EXERCISE REQUIREMENTS → Exact duplicates of all entries are needed.

+===+

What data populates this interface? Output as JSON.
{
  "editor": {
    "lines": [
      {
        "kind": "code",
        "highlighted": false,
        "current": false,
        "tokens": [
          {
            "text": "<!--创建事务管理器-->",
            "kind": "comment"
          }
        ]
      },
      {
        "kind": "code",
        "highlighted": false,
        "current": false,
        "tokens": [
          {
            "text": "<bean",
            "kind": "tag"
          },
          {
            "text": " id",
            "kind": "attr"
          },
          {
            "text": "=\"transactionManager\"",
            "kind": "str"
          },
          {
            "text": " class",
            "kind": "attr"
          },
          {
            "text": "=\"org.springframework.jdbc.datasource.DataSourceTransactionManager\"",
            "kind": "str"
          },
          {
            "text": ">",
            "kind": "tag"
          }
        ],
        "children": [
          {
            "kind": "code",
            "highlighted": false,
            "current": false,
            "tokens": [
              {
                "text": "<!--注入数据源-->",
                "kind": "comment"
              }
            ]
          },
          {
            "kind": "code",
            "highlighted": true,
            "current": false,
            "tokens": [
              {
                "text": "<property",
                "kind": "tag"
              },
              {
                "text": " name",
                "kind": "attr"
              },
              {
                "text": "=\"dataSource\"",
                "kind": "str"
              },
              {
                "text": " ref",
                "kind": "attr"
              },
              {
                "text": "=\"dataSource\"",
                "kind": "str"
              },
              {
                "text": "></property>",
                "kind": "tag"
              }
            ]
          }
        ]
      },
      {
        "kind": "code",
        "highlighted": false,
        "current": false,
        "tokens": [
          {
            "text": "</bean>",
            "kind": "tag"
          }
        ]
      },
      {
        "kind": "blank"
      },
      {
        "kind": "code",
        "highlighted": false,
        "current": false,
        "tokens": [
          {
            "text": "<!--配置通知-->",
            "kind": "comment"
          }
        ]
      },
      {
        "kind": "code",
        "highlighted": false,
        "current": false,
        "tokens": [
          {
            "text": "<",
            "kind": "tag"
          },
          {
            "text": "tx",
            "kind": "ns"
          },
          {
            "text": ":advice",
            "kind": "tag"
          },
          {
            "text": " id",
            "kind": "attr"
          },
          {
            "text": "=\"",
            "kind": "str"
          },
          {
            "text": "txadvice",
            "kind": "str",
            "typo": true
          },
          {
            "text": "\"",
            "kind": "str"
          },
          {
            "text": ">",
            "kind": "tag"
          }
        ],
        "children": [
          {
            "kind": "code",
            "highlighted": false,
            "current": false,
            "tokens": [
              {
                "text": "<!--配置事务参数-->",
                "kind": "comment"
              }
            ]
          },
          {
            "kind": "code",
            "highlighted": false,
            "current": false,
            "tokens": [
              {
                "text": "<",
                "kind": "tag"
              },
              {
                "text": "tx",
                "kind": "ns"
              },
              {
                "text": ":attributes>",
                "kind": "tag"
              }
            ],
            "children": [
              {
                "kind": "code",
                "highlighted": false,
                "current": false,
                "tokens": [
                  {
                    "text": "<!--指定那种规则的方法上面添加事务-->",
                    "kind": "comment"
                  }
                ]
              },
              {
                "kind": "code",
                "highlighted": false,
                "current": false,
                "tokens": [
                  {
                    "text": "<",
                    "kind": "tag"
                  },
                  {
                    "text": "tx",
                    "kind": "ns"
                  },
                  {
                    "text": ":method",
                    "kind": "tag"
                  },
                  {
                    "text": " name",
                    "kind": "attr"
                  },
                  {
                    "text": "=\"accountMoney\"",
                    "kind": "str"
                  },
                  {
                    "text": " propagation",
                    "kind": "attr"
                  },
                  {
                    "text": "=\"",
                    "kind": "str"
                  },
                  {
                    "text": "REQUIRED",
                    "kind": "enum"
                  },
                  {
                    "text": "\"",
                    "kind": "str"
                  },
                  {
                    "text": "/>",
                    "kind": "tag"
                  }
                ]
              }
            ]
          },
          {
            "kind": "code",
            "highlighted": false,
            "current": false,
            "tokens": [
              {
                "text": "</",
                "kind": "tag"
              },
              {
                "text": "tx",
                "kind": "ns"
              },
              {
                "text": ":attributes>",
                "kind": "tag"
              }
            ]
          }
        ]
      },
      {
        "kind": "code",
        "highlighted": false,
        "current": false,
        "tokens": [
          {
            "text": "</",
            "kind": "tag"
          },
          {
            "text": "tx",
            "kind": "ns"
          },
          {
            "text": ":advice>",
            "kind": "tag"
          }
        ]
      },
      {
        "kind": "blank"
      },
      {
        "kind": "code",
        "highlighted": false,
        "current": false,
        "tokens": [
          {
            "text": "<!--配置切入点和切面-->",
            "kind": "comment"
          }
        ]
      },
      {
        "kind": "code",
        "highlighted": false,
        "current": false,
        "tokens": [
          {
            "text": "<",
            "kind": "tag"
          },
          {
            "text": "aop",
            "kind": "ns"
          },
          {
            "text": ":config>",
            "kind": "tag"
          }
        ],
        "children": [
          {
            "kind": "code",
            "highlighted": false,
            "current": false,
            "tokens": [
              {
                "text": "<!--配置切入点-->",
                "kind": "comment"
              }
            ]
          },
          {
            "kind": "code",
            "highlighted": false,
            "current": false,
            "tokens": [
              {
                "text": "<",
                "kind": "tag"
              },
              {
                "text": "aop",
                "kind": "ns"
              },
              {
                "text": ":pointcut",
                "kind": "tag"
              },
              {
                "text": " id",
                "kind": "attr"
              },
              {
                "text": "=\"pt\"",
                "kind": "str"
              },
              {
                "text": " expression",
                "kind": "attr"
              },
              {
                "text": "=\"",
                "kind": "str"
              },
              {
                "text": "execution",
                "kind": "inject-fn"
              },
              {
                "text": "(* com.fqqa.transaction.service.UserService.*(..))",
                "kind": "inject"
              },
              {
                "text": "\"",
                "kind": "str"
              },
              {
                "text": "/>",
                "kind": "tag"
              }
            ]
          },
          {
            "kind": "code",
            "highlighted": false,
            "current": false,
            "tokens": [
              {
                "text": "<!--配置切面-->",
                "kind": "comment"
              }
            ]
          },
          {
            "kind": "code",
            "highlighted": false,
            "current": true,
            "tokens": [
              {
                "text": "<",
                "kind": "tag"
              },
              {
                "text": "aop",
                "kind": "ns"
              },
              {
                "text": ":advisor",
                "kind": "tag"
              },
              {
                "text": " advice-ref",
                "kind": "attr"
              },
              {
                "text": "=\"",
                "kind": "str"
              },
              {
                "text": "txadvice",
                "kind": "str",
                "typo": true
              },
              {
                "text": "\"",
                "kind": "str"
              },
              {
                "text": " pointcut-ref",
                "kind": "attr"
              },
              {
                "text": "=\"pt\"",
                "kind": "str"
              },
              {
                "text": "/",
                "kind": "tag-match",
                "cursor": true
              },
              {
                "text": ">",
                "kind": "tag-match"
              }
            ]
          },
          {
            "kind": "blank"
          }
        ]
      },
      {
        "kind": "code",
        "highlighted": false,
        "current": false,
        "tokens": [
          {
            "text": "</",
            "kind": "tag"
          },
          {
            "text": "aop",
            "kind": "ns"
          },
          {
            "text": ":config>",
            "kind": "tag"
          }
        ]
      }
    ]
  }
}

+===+

REPLY TO THE EXERCISE →
What data populates this interface? Output as JSON.
{
  "editor": {
    "lines": [
      {
        "kind": "code",
        "highlighted": false,
        "current": false,
        "tokens": [
          {
            "text": "<!--创建事务管理器-->",
            "kind": "comment"
          }
        ]
      },
      {
        "kind": "code",
        "highlighted": false,
        "current": false,
        "tokens": [
          {
            "text": "<bean",
            "kind": "tag"
          },
          {
            "text": " id",
            "kind": "attr"
          },
          {
            "text": "=\"transactionManager\"",
            "kind": "str"
          },
          {
            "text": " class",
            "kind": "attr"
          },
          {
            "text": "=\"org.springframework.jdbc.datasource.DataSourceTransactionManager\"",
            "kind": "str"
          },
          {
            "text": ">",
            "kind": "tag"
          }
        ],
        "children": [
          {
            "kind": "code",
            "highlighted": false,
            "current": false,
            "tokens": [
              {
                "text": "<!--注入数据源-->",
                "kind": "comment"
              }
            ]
          },
          {
            "kind": "code",
            "highlighted": true,
            "current": false,
            "tokens": [
              {
                "text": "<property",
                "kind": "tag"
              },
              {
                "text": " name",
                "kind": "attr"
              },
              {
                "text": "=\"dataSource\"",
                "kind": "str"
              },
              {
                "text": " ref",
                "kind": "attr"
              },
              {
                "text": "=\"dataSource\"",
                "kind": "str"
              },
              {
                "text": "></property>",
                "kind": "tag"
              }
            ]
          }
        ]
      },
      {
        "kind": "code",
        "highlighted": false,
        "current": false,
        "tokens": [
          {
            "text": "</bean>",
            "kind": "tag"
          }
        ]
      },
      {
        "kind": "blank"
      },
      {
        "kind": "code",
        "highlighted": false,
        "current": false,
        "tokens": [
          {
            "text": "<!--配置通知-->",
            "kind": "comment"
          }
        ]
      },
      {
        "kind": "code",
        "highlighted": false,
        "current": false,
        "tokens": [
          {
            "text": "<",
            "kind": "tag"
          },
          {
            "text": "tx",
            "kind": "ns"
          },
          {
            "text": ":advice",
            "kind": "tag"
          },
          {
            "text": " id",
            "kind": "attr"
          },
          {
            "text": "=\"",
            "kind": "str"
          },
          {
            "text": "txadvice",
            "kind": "str",
            "typo": true
          },
          {
            "text": "\"",
            "kind": "str"
          },
          {
            "text": ">",
            "kind": "tag"
          }
        ],
        "children": [
          {
            "kind": "code",
            "highlighted": false,
            "current": false,
            "tokens": [
              {
                "text": "<!--配置事务参数-->",
                "kind": "comment"
              }
            ]
          },
          {
            "kind": "code",
            "highlighted": false,
            "current": false,
            "tokens": [
              {
                "text": "<",
                "kind": "tag"
              },
              {
                "text": "tx",
                "kind": "ns"
              },
              {
                "text": ":attributes>",
                "kind": "tag"
              }
            ],
            "children": [
              {
                "kind": "code",
                "highlighted": false,
                "current": false,
                "tokens": [
                  {
                    "text": "<!--指定那种规则的方法上面添加事务-->",
                    "kind": "comment"
                  }
                ]
              },
              {
                "kind": "code",
                "highlighted": false,
                "current": false,
                "tokens": [
                  {
                    "text": "<",
                    "kind": "tag"
                  },
                  {
                    "text": "tx",
                    "kind": "ns"
                  },
                  {
                    "text": ":method",
                    "kind": "tag"
                  },
                  {
                    "text": " name",
                    "kind": "attr"
                  },
                  {
                    "text": "=\"accountMoney\"",
                    "kind": "str"
                  },
                  {
                    "text": " propagation",
                    "kind": "attr"
                  },
                  {
                    "text": "=\"",
                    "kind": "str"
                  },
                  {
                    "text": "REQUIRED",
                    "kind": "enum"
                  },
                  {
                    "text": "\"",
                    "kind": "str"
                  },
                  {
                    "text": "/>",
                    "kind": "tag"
                  }
                ]
              }
            ]
          },
          {
            "kind": "code",
            "highlighted": false,
            "current": false,
            "tokens": [
              {
                "text": "</",
                "kind": "tag"
              },
              {
                "text": "tx",
                "kind": "ns"
              },
              {
                "text": ":attributes>",
                "kind": "tag"
              }
            ]
          }
        ]
      },
      {
        "kind": "code",
        "highlighted": false,
        "current": false,
        "tokens": [
          {
            "text": "</",
            "kind": "tag"
          },
          {
            "text": "tx",
            "kind": "ns"
          },
          {
            "text": ":advice>",
            "kind": "tag"
          }
        ]
      },
      {
        "kind": "blank"
      },
      {
        "kind": "code",
        "highlighted": false,
        "current": false,
        "tokens": [
          {
            "text": "<!--配置切入点和切面-->",
            "kind": "comment"
          }
        ]
      },
      {
        "kind": "code",
        "highlighted": false,
        "current": false,
        "tokens": [
          {
            "text": "<",
            "kind": "tag"
          },
          {
            "text": "aop",
            "kind": "ns"
          },
          {
            "text": ":config>",
            "kind": "tag"
          }
        ],
        "children": [
          {
            "kind": "code",
            "highlighted": false,
            "current": false,
            "tokens": [
              {
                "text": "<!--配置切入点-->",
                "kind": "comment"
              }
            ]
          },
          {
            "kind": "code",
            "highlighted": false,
            "current": false,
            "tokens": [
              {
                "text": "<",
                "kind": "tag"
              },
              {
                "text": "aop",
                "kind": "ns"
              },
              {
                "text": ":pointcut",
                "kind": "tag"
              },
              {
                "text": " id",
                "kind": "attr"
              },
              {
                "text": "=\"pt\"",
                "kind": "str"
              },
              {
                "text": " expression",
                "kind": "attr"
              },
              {
                "text": "=\"",
                "kind": "str"
              },
              {
                "text": "execution",
                "kind": "inject-fn"
              },
              {
                "text": "(* com.fqqa.transaction.service.UserService.*(..))",
                "kind": "inject"
              },
              {
                "text": "\"",
                "kind": "str"
              },
              {
                "text": "/>",
                "kind": "tag"
              }
            ]
          },
          {
            "kind": "code",
            "highlighted": false,
            "current": false,
            "tokens": [
              {
                "text": "<!--配置切面-->",
                "kind": "comment"
              }
            ]
          },
          {
            "kind": "code",
            "highlighted": false,
            "current": true,
            "tokens": [
              {
                "text": "<",
                "kind": "tag"
              },
              {
                "text": "aop",
                "kind": "ns"
              },
              {
                "text": ":advisor",
                "kind": "tag"
              },
              {
                "text": " advice-ref",
                "kind": "attr"
              },
              {
                "text": "=\"",
                "kind": "str"
              },
              {
                "text": "txadvice",
                "kind": "str",
                "typo": true
              },
              {
                "text": "\"",
                "kind": "str"
              },
              {
                "text": " pointcut-ref",
                "kind": "attr"
              },
              {
                "text": "=\"pt\"",
                "kind": "str"
              },
              {
                "text": "/",
                "kind": "tag-match",
                "cursor": true
              },
              {
                "text": ">",
                "kind": "tag-match"
              }
            ]
          },
          {
            "kind": "blank"
          }
        ]
      },
      {
        "kind": "code",
        "highlighted": false,
        "current": false,
        "tokens": [
          {
            "text": "</",
            "kind": "tag"
          },
          {
            "text": "aop",
            "kind": "ns"
          },
          {
            "text": ":config>",
            "kind": "tag"
          }
        ]
      }
    ]
  }
}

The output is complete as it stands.